## Task to carry out
A verbatim copy of each record is required.

## Working data
········

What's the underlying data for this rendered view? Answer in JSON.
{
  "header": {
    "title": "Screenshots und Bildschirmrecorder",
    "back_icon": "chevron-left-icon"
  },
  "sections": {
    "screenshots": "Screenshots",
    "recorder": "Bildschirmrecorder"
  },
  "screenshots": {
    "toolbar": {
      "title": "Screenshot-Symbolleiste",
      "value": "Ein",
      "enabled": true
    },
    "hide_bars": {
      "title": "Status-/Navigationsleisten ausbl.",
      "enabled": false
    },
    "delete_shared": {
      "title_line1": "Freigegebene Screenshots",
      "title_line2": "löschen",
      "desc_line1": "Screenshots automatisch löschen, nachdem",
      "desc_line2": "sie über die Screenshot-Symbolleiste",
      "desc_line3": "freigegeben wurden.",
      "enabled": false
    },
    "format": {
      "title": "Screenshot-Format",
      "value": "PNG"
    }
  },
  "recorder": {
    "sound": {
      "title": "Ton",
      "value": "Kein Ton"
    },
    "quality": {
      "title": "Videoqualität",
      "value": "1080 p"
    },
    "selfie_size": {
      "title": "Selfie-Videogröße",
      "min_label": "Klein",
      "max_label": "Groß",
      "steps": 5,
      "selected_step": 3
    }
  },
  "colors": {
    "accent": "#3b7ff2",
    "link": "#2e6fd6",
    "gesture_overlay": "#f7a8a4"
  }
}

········

## Solved exercise
What's the underlying data for this rendered view? Answer in JSON.
{
  "header": {
    "title": "Screenshots und Bildschirmrecorder",
    "back_icon": "chevron-left-icon"
  },
  "sections": {
    "screenshots": "Screenshots",
    "recorder": "Bildschirmrecorder"
  },
  "screenshots": {
    "toolbar": {
      "title": "Screenshot-Symbolleiste",
      "value": "Ein",
      "enabled": true
    },
    "hide_bars": {
      "title": "Status-/Navigationsleisten ausbl.",
      "enabled": false
    },
    "delete_shared": {
      "title_line1": "Freigegebene Screenshots",
      "title_line2": "löschen",
      "desc_line1": "Screenshots automatisch löschen, nachdem",
      "desc_line2": "sie über die Screenshot-Symbolleiste",
      "desc_line3": "freigegeben wurden.",
      "enabled": false
    },
    "format": {
      "title": "Screenshot-Format",
      "value": "PNG"
    }
  },
  "recorder": {
    "sound": {
      "title": "Ton",
      "value": "Kein Ton"
    },
    "quality": {
      "title": "Videoqualität",
      "value": "1080 p"
    },
    "selfie_size": {
      "title": "Selfie-Videogröße",
      "min_label": "Klein",
      "max_label": "Groß",
      "steps": 5,
      "selected_step": 3
    }
  },
  "colors": {
    "accent": "#3b7ff2",
    "link": "#2e6fd6",
    "gesture_overlay": "#f7a8a4"
  }
}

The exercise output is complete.